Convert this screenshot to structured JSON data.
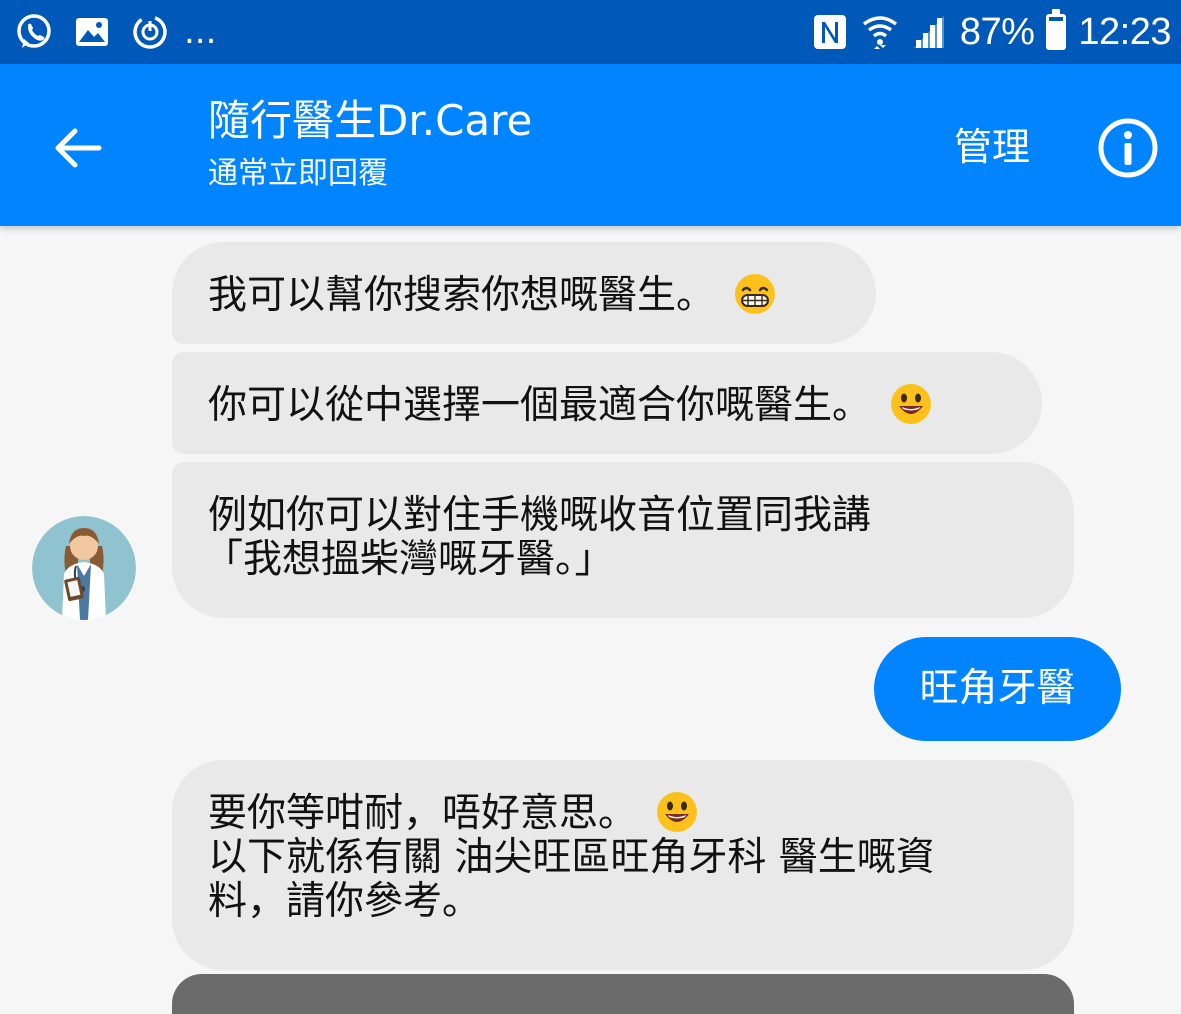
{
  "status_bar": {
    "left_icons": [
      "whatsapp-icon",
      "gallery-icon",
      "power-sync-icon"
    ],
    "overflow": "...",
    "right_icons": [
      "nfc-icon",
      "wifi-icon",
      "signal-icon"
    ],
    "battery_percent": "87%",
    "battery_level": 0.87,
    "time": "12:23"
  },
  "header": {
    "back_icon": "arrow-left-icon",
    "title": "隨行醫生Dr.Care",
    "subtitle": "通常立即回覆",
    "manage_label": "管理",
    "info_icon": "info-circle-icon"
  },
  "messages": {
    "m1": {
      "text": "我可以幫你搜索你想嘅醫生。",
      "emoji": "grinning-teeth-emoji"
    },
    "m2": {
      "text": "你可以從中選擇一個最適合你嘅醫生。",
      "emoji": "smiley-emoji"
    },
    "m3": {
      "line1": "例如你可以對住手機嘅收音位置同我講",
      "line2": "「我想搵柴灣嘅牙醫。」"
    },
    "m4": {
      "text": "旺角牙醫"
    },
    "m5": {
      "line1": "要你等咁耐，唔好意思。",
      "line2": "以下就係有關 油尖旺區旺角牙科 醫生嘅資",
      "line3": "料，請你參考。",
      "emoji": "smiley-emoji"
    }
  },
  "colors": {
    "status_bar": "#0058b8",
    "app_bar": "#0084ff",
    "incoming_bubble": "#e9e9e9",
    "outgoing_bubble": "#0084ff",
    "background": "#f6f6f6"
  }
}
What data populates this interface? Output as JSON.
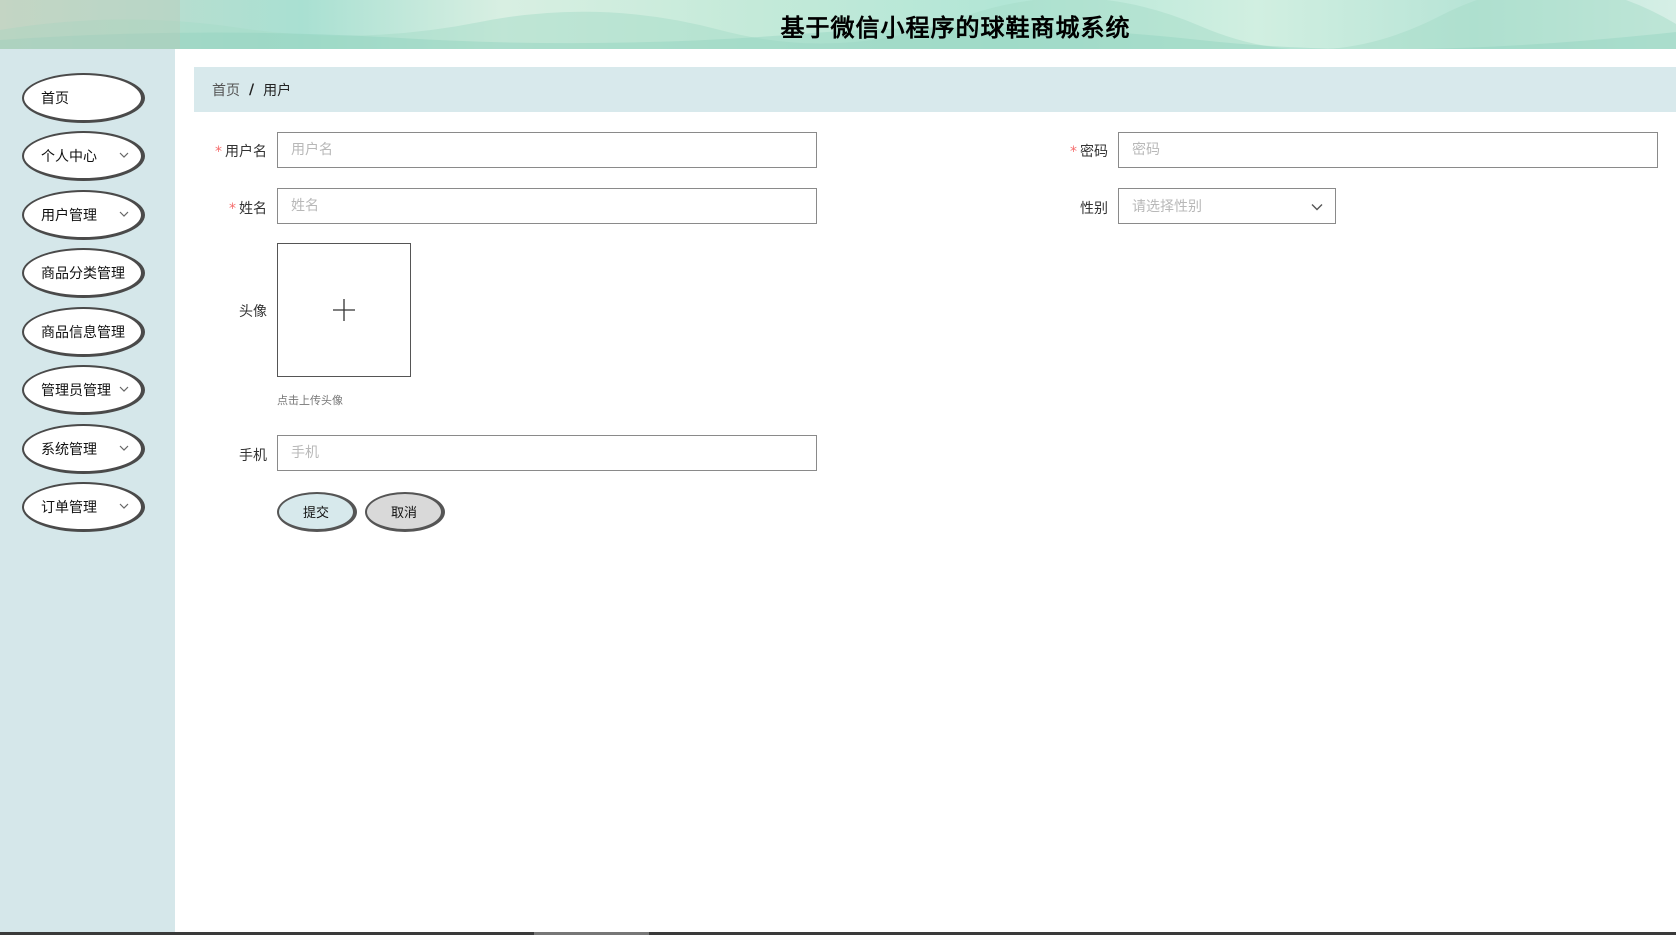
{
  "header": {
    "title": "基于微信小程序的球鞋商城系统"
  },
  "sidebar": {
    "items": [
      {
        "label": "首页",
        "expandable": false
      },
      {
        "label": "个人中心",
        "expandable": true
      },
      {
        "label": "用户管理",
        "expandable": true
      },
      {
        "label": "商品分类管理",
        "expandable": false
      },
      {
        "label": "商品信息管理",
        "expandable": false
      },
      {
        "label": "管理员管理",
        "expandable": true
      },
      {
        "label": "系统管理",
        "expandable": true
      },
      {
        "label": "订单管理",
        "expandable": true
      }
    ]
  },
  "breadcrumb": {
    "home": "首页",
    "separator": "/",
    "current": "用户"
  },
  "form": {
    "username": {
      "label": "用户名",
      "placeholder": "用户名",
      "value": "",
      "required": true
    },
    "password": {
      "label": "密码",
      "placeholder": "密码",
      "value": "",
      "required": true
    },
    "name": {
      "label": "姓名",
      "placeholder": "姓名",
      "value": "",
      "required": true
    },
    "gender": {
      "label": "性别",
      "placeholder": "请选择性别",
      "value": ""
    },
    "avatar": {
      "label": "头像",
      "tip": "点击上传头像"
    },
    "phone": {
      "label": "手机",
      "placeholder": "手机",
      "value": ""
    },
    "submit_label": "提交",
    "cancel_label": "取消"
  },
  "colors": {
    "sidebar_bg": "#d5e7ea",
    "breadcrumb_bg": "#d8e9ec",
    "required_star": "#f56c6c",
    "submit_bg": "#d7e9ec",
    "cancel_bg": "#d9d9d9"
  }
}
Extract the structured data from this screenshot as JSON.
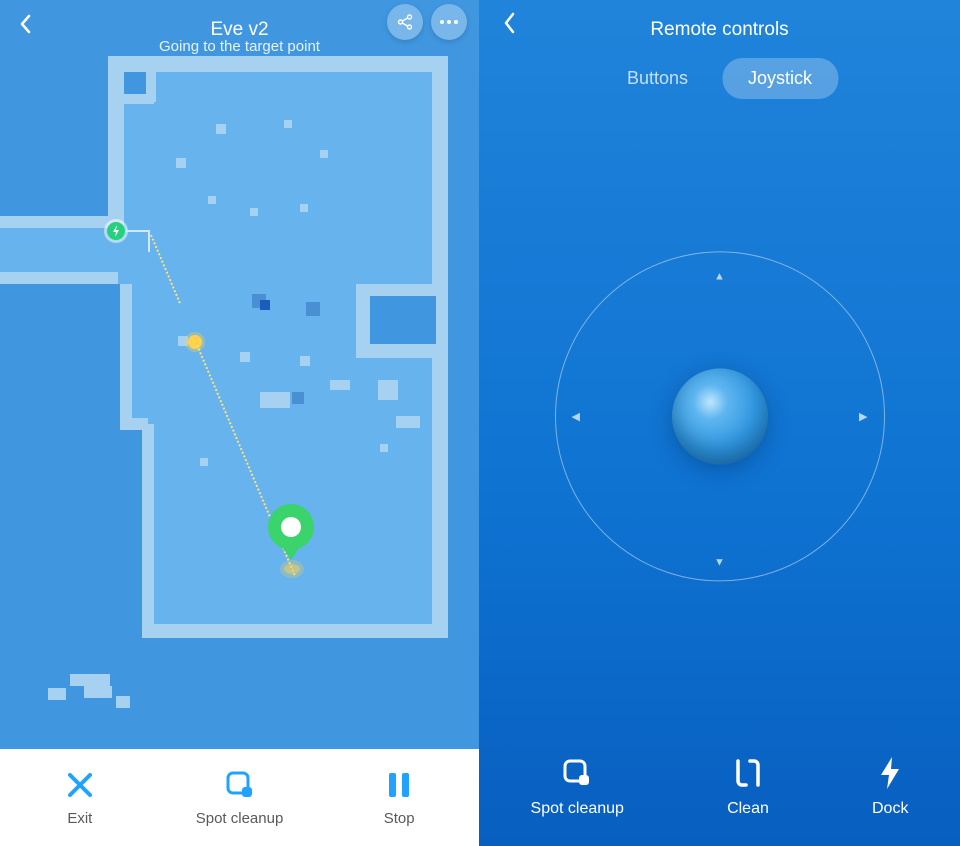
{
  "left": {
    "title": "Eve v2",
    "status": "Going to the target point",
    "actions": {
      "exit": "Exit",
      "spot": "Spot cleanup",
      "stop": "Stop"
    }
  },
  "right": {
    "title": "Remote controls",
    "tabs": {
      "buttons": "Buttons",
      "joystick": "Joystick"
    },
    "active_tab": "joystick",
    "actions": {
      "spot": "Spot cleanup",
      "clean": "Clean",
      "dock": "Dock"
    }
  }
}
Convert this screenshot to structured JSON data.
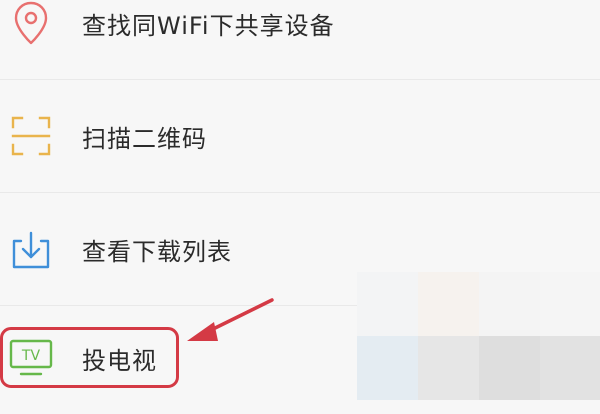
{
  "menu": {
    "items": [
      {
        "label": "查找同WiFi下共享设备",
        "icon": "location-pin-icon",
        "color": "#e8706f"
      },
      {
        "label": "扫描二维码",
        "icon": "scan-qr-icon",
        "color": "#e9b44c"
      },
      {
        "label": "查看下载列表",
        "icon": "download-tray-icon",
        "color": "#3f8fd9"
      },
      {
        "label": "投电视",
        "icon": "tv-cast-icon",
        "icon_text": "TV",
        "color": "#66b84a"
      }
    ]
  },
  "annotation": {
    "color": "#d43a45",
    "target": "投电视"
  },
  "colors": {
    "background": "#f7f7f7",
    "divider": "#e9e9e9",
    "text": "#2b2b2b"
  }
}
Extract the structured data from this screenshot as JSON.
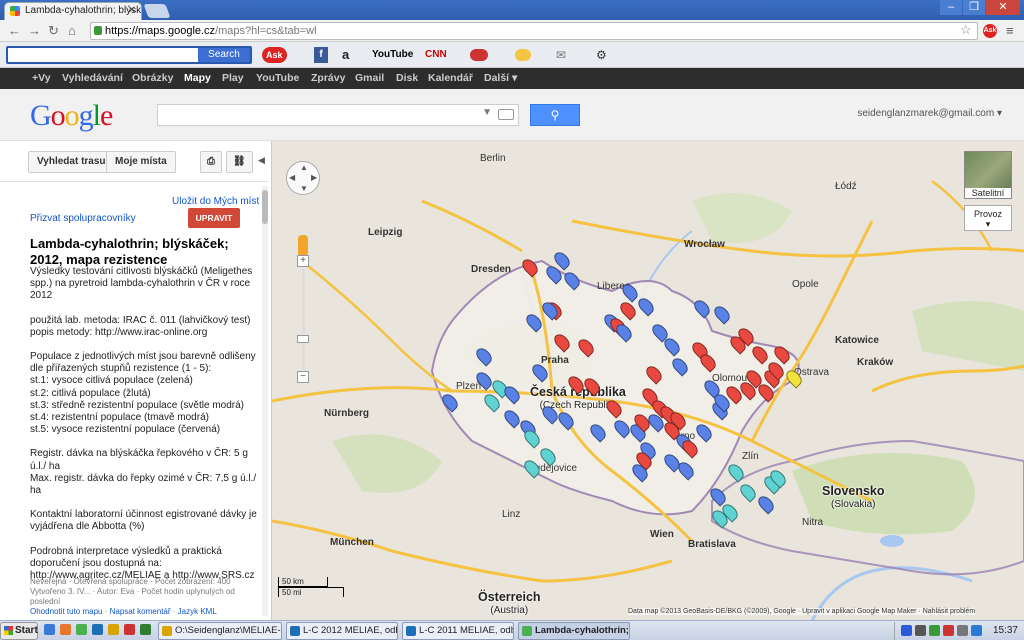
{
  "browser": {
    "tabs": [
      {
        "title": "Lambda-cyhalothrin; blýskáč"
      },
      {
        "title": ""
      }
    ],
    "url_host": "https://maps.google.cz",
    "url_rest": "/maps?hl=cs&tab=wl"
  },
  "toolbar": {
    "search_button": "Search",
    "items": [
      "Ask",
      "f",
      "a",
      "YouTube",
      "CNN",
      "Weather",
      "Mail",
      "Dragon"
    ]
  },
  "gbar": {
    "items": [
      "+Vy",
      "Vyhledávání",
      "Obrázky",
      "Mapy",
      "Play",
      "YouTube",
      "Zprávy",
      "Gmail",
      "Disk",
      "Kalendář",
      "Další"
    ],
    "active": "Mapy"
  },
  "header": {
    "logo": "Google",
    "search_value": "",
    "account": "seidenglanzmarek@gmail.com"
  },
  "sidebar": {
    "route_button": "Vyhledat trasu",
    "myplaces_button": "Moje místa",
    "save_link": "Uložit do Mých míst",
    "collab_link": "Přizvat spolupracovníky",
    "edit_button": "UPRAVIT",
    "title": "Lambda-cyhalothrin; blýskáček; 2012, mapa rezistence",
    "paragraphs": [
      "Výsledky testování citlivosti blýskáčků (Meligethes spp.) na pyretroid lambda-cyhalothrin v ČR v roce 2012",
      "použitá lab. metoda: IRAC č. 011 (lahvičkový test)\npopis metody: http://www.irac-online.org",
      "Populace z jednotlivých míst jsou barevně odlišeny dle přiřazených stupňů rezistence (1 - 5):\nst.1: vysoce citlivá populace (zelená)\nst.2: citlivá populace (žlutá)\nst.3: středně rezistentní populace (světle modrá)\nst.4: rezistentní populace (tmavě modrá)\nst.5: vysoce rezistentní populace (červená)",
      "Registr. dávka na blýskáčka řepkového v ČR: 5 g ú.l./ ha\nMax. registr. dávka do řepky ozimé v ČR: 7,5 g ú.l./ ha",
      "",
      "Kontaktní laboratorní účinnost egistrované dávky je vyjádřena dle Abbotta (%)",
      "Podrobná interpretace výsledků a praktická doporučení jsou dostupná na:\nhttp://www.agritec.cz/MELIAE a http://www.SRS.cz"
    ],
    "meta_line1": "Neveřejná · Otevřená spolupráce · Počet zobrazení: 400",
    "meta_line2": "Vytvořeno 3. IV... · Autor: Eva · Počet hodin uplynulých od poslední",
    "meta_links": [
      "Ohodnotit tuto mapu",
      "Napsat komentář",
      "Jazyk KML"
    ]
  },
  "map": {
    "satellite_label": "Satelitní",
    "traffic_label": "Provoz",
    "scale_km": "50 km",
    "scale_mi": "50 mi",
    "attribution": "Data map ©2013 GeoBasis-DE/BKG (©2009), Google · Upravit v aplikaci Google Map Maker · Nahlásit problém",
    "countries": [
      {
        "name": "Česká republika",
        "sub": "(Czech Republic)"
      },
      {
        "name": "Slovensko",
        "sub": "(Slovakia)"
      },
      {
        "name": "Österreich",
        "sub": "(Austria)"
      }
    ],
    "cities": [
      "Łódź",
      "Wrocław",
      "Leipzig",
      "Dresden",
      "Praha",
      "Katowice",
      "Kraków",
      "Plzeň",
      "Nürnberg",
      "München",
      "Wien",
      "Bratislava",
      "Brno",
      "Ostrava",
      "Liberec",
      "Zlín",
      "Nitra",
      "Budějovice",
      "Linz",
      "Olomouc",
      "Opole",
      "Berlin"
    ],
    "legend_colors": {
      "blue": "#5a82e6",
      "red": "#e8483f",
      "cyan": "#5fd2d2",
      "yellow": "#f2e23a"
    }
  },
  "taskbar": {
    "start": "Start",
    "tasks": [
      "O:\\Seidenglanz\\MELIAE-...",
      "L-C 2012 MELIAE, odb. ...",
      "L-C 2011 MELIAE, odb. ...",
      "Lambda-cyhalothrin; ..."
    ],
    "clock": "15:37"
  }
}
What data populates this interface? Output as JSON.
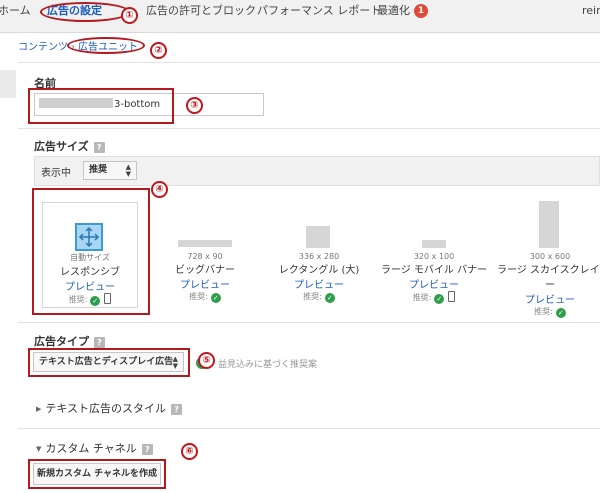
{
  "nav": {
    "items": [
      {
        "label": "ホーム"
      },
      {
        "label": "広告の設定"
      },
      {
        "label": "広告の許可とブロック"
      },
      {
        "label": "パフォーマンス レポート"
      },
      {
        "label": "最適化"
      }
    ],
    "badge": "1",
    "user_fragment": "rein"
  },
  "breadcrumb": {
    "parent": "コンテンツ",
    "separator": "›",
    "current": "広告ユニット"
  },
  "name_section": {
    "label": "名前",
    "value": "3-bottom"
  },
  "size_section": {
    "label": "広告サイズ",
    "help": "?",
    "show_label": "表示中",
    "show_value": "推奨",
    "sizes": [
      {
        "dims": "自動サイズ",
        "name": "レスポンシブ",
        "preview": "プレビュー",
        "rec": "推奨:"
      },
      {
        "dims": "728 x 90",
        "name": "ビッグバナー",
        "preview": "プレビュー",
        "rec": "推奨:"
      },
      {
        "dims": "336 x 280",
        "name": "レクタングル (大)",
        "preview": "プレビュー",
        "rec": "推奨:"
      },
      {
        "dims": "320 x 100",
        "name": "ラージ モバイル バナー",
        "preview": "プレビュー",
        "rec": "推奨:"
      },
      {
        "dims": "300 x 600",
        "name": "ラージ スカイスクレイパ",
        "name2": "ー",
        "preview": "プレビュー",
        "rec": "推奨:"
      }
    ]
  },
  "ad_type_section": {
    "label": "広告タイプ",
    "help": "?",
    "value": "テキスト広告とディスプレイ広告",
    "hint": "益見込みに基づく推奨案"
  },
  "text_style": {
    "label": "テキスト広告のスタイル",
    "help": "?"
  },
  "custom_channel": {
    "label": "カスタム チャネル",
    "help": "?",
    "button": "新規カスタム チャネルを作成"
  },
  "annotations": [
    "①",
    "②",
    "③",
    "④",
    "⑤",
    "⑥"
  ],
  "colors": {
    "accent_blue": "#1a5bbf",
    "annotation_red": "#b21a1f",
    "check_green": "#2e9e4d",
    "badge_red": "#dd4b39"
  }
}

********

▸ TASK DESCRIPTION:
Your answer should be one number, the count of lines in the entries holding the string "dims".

▸ EXERCISE RESULT:
5